View Full Version : Underquilt question

11-10-2004, 16:56
I am curious about those using underquilts: are you using an underquilt in tandem with an overquilt / sleeping bag or do you use an underquilt alone?

I suppose that this is often temperature dependent, i.e. if warm enough, one might use an underquilt or overquilt alone or neither. The thrust of my question is if an underquilt would eliminate the need for a thick overquilt or make it so that one could use, say a fleece throw instead.

I experimented during colder weather this spring with using clothespins and safety pins to attach a synthetic-fill comforter as an underquilt of sorts.

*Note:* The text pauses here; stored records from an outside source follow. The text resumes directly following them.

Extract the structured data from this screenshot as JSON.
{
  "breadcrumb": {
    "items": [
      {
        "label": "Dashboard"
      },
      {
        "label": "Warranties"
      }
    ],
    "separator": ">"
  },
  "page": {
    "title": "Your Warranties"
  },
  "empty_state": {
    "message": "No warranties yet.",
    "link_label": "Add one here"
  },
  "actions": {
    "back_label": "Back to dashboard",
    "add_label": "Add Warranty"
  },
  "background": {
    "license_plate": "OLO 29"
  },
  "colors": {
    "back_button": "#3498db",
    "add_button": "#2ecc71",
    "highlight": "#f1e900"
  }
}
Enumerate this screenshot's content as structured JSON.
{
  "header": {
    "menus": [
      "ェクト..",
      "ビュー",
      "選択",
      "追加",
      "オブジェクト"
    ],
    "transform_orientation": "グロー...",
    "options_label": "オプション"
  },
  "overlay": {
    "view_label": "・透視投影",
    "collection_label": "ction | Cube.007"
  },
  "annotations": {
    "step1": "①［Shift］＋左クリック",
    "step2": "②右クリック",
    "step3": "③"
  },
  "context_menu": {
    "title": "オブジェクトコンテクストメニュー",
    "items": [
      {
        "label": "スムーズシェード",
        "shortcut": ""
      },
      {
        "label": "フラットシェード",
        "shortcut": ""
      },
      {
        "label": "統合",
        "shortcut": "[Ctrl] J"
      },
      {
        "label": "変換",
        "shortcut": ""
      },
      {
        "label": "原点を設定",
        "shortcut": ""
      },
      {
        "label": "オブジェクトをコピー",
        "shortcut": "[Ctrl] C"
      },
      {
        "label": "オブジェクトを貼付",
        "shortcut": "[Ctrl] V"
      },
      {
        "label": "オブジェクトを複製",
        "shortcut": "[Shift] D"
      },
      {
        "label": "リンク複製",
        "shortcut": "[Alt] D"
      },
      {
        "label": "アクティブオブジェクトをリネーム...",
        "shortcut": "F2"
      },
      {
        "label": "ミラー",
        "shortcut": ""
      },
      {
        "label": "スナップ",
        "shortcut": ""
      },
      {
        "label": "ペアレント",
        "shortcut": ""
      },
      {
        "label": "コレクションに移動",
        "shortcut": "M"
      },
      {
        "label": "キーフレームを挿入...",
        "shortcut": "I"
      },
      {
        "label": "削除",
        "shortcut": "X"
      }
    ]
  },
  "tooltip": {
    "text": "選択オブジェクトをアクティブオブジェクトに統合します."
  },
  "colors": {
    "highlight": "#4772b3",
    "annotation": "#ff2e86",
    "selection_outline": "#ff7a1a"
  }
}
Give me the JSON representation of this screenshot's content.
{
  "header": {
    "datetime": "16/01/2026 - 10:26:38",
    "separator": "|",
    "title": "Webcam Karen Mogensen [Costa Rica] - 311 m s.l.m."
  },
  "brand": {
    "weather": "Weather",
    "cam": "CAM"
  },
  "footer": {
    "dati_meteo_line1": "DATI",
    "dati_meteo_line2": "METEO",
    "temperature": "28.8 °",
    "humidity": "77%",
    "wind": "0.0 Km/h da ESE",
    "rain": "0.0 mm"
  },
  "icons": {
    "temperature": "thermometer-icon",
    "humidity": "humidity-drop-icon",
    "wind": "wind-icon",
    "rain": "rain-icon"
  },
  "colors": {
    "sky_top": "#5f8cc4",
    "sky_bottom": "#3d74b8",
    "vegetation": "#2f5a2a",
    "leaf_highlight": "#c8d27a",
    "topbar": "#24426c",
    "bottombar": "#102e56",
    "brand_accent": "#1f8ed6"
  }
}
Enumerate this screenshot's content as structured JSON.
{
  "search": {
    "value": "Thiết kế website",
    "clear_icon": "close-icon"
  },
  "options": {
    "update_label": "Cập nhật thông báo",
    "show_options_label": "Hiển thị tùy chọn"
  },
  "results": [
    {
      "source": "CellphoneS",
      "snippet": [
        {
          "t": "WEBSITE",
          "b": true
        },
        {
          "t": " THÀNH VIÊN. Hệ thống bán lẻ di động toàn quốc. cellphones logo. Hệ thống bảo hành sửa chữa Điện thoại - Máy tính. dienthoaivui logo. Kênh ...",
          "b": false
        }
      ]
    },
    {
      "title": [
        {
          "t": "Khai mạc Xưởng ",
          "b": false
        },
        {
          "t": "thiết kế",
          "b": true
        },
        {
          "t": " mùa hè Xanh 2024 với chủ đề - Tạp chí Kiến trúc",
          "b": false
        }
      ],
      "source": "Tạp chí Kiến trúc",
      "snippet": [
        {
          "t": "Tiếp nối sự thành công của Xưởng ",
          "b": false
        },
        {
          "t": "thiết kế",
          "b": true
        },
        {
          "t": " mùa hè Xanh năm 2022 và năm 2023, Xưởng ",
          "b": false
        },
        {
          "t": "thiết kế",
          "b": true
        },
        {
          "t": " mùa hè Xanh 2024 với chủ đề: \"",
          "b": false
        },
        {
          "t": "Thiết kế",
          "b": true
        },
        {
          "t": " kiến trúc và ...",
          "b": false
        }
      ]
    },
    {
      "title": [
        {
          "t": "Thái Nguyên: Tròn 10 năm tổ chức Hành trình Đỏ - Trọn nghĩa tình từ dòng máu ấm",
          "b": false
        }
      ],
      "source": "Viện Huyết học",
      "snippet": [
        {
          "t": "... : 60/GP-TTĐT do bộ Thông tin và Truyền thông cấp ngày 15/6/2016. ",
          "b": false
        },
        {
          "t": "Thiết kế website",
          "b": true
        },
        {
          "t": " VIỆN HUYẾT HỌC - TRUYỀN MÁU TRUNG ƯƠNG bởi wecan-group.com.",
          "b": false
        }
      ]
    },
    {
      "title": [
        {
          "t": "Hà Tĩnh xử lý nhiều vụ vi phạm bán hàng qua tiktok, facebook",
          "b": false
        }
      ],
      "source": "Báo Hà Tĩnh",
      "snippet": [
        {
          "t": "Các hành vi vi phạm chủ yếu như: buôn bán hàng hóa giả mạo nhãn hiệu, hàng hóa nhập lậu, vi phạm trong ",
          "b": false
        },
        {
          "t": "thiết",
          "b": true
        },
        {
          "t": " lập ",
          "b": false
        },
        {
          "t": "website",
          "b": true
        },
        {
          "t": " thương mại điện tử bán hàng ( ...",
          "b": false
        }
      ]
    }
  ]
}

While it was too big and heavy enough that it wouldn't really stay attached correctly, I could tell it (an underquilt) would provide a boost in warmth.

Any thoughts?

Hammock Hanger
11-10-2004, 18:22
I still use a quilt in the hammock to curl up with. Unless it is really cold I can get away with a lighter degree inside, ie:45 degree. If it gets colder I can put on a layer of fleece. If it is really cold I use my W/M 20 degree inside. It is actually lighter then my 45 degree bag. Sue/HH

11-10-2004, 18:36
To answer your question, we use an under quilt and a top quilt year round. There is no reason that a regular sleeping bag used as a top quilt would not be fine on top, except that there is generally a weight penalty and the potential zipper wear issue with the sleeping bag solution.

An underquilt will provide a warm nest like environment. Depending on the time of year, temperature, available clothing and caloric burn rate....some might not need a top quilt (but this is rare and a little risky if the temps drop unexpectantly). I would not try this below 70 degrees without a bale out or back-up plan. As to a fleece cover or quilt, do the math, fleece is heavier than light weight nylons and down can be quite light. A 48x 78 100 wgt fleece throw weights 22-23 oz. 200 or 300 weight fleece get considerably heavier. We have built superlight quilts at 16 oz and below each for top and bottoms. Cost gets prohibitive and the calendared 0.8 oz is not as comfortable as the 1.1 oz IMHO. Our standard quilts are 20 oz each. A US Gov issue poncho liner by comparision is 21.5 oz.

As a moderately warm sleeper, the fleece throw and the poncho liner each work for me to about 55-60. 54 is definately cold and a poor nights sleep with these items and all forms of pads that I tried along the way. Using these in concert with an under quilt is an improvement. But I would not plan on them being better than a 50-55 degree solution. NOTE, there are many ultralight sleeping bags between 16 and 24 oz that are typically rated at 40-45 for the 16 ozers to 30-35 for the 24 ozers. These are much better warmth/ weight than a fleece throw or a poncho liner. These quality sleeping bags and down quilts do cost more. But you get what you pay for.

11-10-2004, 21:21
Hi Peterpan,
Not only is this my first post, but its a plug for the JRB underquilt!
Mine arrived yesterday so I spent a night in my yard with the HH explorer, underquilt and a summer bag.
It was almost too warm from the heat rising, but so much more comfortable than using a pad.
I reccommend it to anyone!
(feel free to pay me commission Peterpan :D )

12-04-2004, 16:48
.... use an under quilt and a top quilt year round.

I was looking at your site's photos of the underquilt since it is down exposed to the elements, and wondered if you'd recommend a larger fly than what comes with the HH Ultralight A-Sym while using it. You may have answered it someplace, but....

12-04-2004, 21:06

Yes, we recommend larger flys. 8x10 or 8x8. There are 8x10s available everywhere for reasonable prices, get one with tabs not grommets. We make an 8x8 with the seam on the diagonal. Properly pitched over a hammock the ridge takes on the appearance of a catenary cut with a 2 inch drop but it is actually a flat tarp that is a true square. So it retains all of the classic tarp's flexibility. See pictures on our web site.

We are also about to introduce the JRB Weather Shied System. Made of microporous polypropylene, it is waterproof,wind proof and very breathable. It is light weight, The bottom is 7.7 oz and the top is 7 oz. It is a stand alone system that is excellent for the light and fast summer traveler looking for a minimal "taco like" answer that breathes to reduce the clammy bottom issues. It is also fully compatable with the Nest under quilt and No sniveler quilt to provide additional weather protection for those expecting hash conditions and not wanting to have to go to ground. It will extend the range of all JRB quilt options by 6-10 degrees. See the article, " So You Want To Be Warm" for a great summary of tricks to warmth with quilts and our "starting point" range summary. The JRB Weather Shield should be on our site in the next week or so. System cost will be very reasonable.